“Science, technology, engineering and production are at the heart of our aerospace and packaging operations, and we are proud that Carmelia and Mary’s accomplishments were acknowledged through the STEP awards,” said Lisa A. Pauley, senior vice president, human resources and administration at Ball. “Their recognition reinforces Ball’s efforts to encourage and embrace diversity of thought in the company’s operations. More importantly, it highlights the contributions of two key Ball team members who exemplify our values every day.”
The second annual STEP Awards are part of the larger STEP Ahead initiative, founded in 2012 to examine and promote the role of women in science, technology, engineering and production through recognition, research, and best practices for attracting, advancing and retaining strong female talent.

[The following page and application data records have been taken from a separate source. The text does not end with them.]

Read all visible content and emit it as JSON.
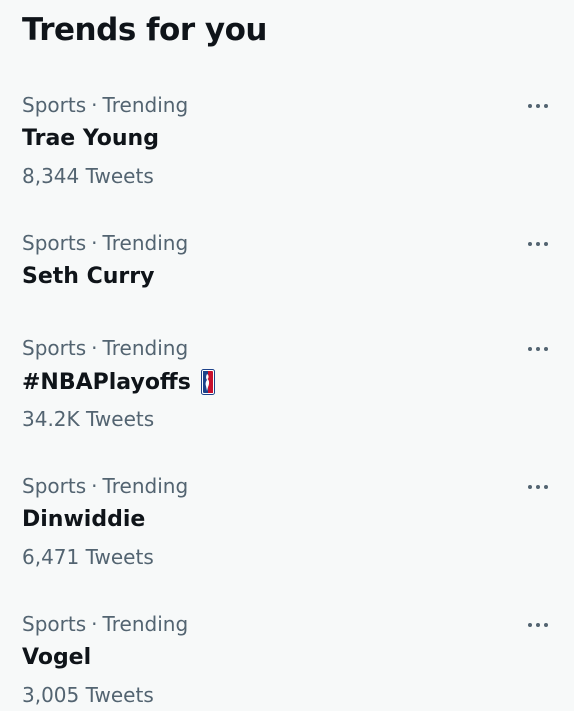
{
  "header": {
    "title": "Trends for you"
  },
  "trends": [
    {
      "category": "Sports",
      "separator": "·",
      "status": "Trending",
      "name": "Trae Young",
      "count": "8,344 Tweets"
    },
    {
      "category": "Sports",
      "separator": "·",
      "status": "Trending",
      "name": "Seth Curry",
      "count": ""
    },
    {
      "category": "Sports",
      "separator": "·",
      "status": "Trending",
      "name": "#NBAPlayoffs",
      "count": "34.2K Tweets",
      "icon": "nba-logo-icon"
    },
    {
      "category": "Sports",
      "separator": "·",
      "status": "Trending",
      "name": "Dinwiddie",
      "count": "6,471 Tweets"
    },
    {
      "category": "Sports",
      "separator": "·",
      "status": "Trending",
      "name": "Vogel",
      "count": "3,005 Tweets"
    }
  ],
  "icons": {
    "more": "more-horizontal-icon"
  },
  "colors": {
    "background": "#f7f9f9",
    "primary_text": "#0f1419",
    "secondary_text": "#536471",
    "nba_blue": "#1d428a",
    "nba_red": "#c8102e"
  }
}
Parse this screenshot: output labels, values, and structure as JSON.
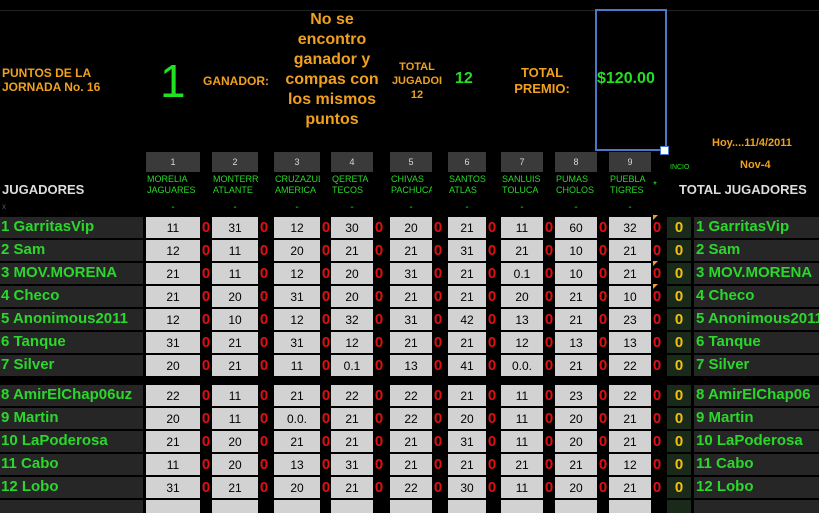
{
  "header": {
    "puntos_label": "PUNTOS DE LA JORNADA No. 16",
    "puntos_value": "1",
    "ganador_label": "GANADOR:",
    "ganador_message": "No se encontro ganador y compas con los mismos puntos",
    "total_jugadores_label": "TOTAL JUGADOI 12",
    "total_jugadores_value": "12",
    "total_premio_label": "TOTAL PREMIO:",
    "total_premio_value": "$120.00",
    "hoy_label": "Hoy....11/4/2011",
    "date_label": "Nov-4",
    "inicio_label": "INCIO",
    "asterisk": "*"
  },
  "left_header": "JUGADORES",
  "left_x": "x",
  "right_header": "TOTAL JUGADORES",
  "matches": [
    {
      "num": "1",
      "home": "MORELIA",
      "away": "JAGUARES"
    },
    {
      "num": "2",
      "home": "MONTERR",
      "away": "ATLANTE"
    },
    {
      "num": "3",
      "home": "CRUZAZUL",
      "away": "AMERICA"
    },
    {
      "num": "4",
      "home": "QERETA",
      "away": "TECOS"
    },
    {
      "num": "5",
      "home": "CHIVAS",
      "away": "PACHUCA"
    },
    {
      "num": "6",
      "home": "SANTOS",
      "away": "ATLAS"
    },
    {
      "num": "7",
      "home": "SANLUIS",
      "away": "TOLUCA"
    },
    {
      "num": "8",
      "home": "PUMAS",
      "away": "CHOLOS"
    },
    {
      "num": "9",
      "home": "PUEBLA",
      "away": "TIGRES"
    }
  ],
  "dash": "-",
  "zero": "0",
  "players": [
    {
      "name": "1 GarritasVip",
      "picks": [
        "11",
        "31",
        "12",
        "30",
        "20",
        "21",
        "11",
        "60",
        "32"
      ],
      "total": "0"
    },
    {
      "name": "2 Sam",
      "picks": [
        "12",
        "11",
        "20",
        "21",
        "21",
        "31",
        "21",
        "10",
        "21"
      ],
      "total": "0"
    },
    {
      "name": "3 MOV.MORENA",
      "picks": [
        "21",
        "11",
        "12",
        "20",
        "31",
        "21",
        "0.1",
        "10",
        "21"
      ],
      "total": "0"
    },
    {
      "name": "4 Checo",
      "picks": [
        "21",
        "20",
        "31",
        "20",
        "21",
        "21",
        "20",
        "21",
        "10"
      ],
      "total": "0"
    },
    {
      "name": "5 Anonimous2011",
      "picks": [
        "12",
        "10",
        "12",
        "32",
        "31",
        "42",
        "13",
        "21",
        "23"
      ],
      "total": "0"
    },
    {
      "name": "6 Tanque",
      "picks": [
        "31",
        "21",
        "31",
        "12",
        "21",
        "21",
        "12",
        "13",
        "13"
      ],
      "total": "0"
    },
    {
      "name": "7 Silver",
      "picks": [
        "20",
        "21",
        "11",
        "0.1",
        "13",
        "41",
        "0.0.",
        "21",
        "22"
      ],
      "total": "0"
    },
    {
      "name": "8 AmirElChap06uz",
      "picks": [
        "22",
        "11",
        "21",
        "22",
        "22",
        "21",
        "11",
        "23",
        "22"
      ],
      "total": "0",
      "right_name": "8 AmirElChap06"
    },
    {
      "name": "9 Martin",
      "picks": [
        "20",
        "11",
        "0.0.",
        "21",
        "22",
        "20",
        "11",
        "20",
        "21"
      ],
      "total": "0"
    },
    {
      "name": "10 LaPoderosa",
      "picks": [
        "21",
        "20",
        "21",
        "21",
        "21",
        "31",
        "11",
        "20",
        "21"
      ],
      "total": "0"
    },
    {
      "name": "11 Cabo",
      "picks": [
        "11",
        "20",
        "13",
        "31",
        "21",
        "21",
        "21",
        "21",
        "12"
      ],
      "total": "0"
    },
    {
      "name": "12 Lobo",
      "picks": [
        "31",
        "21",
        "20",
        "21",
        "22",
        "30",
        "11",
        "20",
        "21"
      ],
      "total": "0"
    }
  ],
  "colors": {
    "green": "#22e022",
    "orange": "#f0a020",
    "red": "#e01010",
    "yellow": "#f2c010",
    "cell": "#d2d2d2",
    "border": "#4a78c8"
  }
}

McDonald and Van Horn will be honored among the 160 STEP award recipients, who represent a diverse group of women from all levels of manufacturing, at a reception in Washington, D.C. on Feb. 6. The STEP Awards program will highlight each honoree's story, including their leadership and accomplishments in manufacturing.

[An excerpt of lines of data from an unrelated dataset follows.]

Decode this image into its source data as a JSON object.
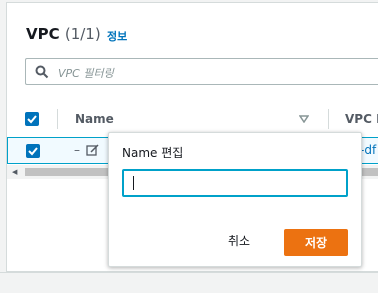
{
  "header": {
    "title": "VPC",
    "count": "(1/1)",
    "info_link": "정보"
  },
  "search": {
    "placeholder": "VPC 필터링"
  },
  "table": {
    "columns": [
      "Name",
      "VPC II"
    ],
    "rows": [
      {
        "selected": true,
        "name": "–",
        "vpc_id_partial": "-df"
      }
    ]
  },
  "popover": {
    "label": "Name 편집",
    "input_value": "",
    "cancel_label": "취소",
    "save_label": "저장"
  },
  "colors": {
    "accent_blue": "#0073bb",
    "focus_cyan": "#00a1c9",
    "primary_orange": "#ec7211",
    "selected_row_bg": "#f1faff"
  },
  "icons": [
    "search-icon",
    "edit-icon",
    "sort-down-icon",
    "checkbox-checked-icon"
  ]
}
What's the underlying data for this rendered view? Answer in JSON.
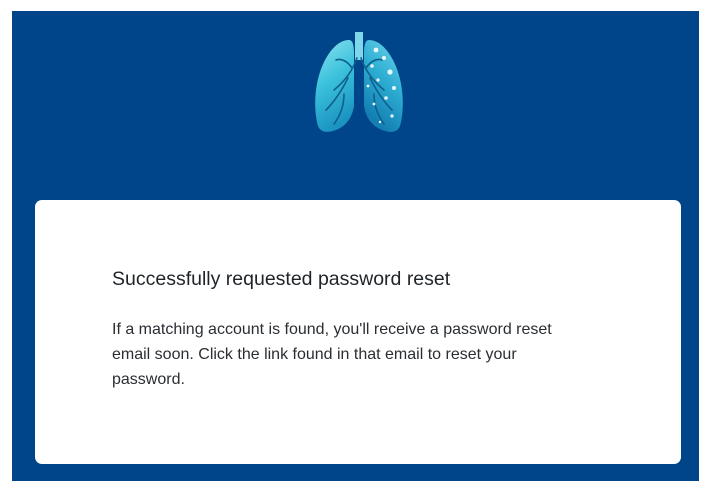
{
  "header": {
    "logo_icon": "lungs-logo-icon",
    "background_color": "#00458a"
  },
  "card": {
    "title": "Successfully requested password reset",
    "message": "If a matching account is found, you'll receive a password reset email soon. Click the link found in that email to reset your password."
  }
}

About Ball Corporation
Ball Corporation supplies innovative, sustainable packaging solutions for beverage, food and household products customers, as well as aerospace and other technologies and services primarily for the U.S. government. Ball Corporation and its subsidiaries employ 15,000 people worldwide and reported 2012 sales of more than $8.7 billion. For more information, visit www.ball.com, or connect with us on Facebook or Twitter.

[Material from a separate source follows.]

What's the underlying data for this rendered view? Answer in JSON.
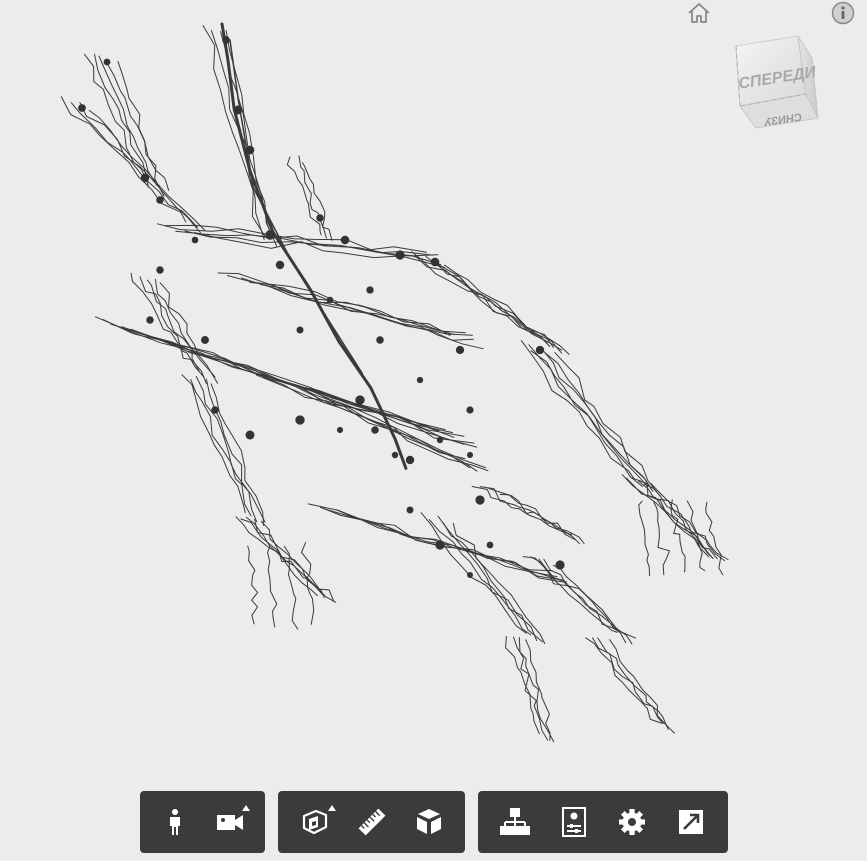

This release contains "forward-looking" statements concerning future events and financial performance. Words such as "expects," "anticipates," "estimates" and similar expressions identify forward-looking statements. Such statements are subject to risks and uncertainties, which could cause actual results to differ materially from those expressed or implied. The company undertakes no obligation to publicly update or revise any forward-looking statements, whether as a result of new information, future events or otherwise. Key risks and uncertainties are summarized in filings with the Securities and Exchange Commission, including Exhibit 99 in our Form 10-K, which are available on our website and at www.sec.gov. Factors that might affect: a) our packaging segments include product demand fluctuations; availability/cost of raw materials; competitive packaging, pricing and substitution; changes in climate and weather; crop yields; competitive activity; failure to achieve productivity improvements or cost reductions; mandatory deposit or other restrictive packaging laws; changes in major customer or supplier contracts or loss of a major customer or supplier; political instability and sanctions; and changes in foreign exchange or tax rates; b) our aerospace segment include funding, authorization, availability and returns of government and commercial contracts; and delays, extensions and technical uncertainties affecting segment contracts; c) the company as a whole include those listed plus: changes in senior management; successful or unsuccessful acquisitions and divestitures; regulatory action or issues including tax, environmental, health and workplace safety, including U.S. FDA and other actions or public concerns affecting products filled in our containers, or chemicals or substances used in raw materials or in the manufacturing process; technological developments and innovations; litigation; strikes; labor cost changes; rates of return on assets of the company's defined benefit retirement plans; pension changes; uncertainties surrounding the U.S. government budget, sequestration and debt limit; reduced cash flow; ability to achieve cost-out initiatives; interest rates affecting our debt.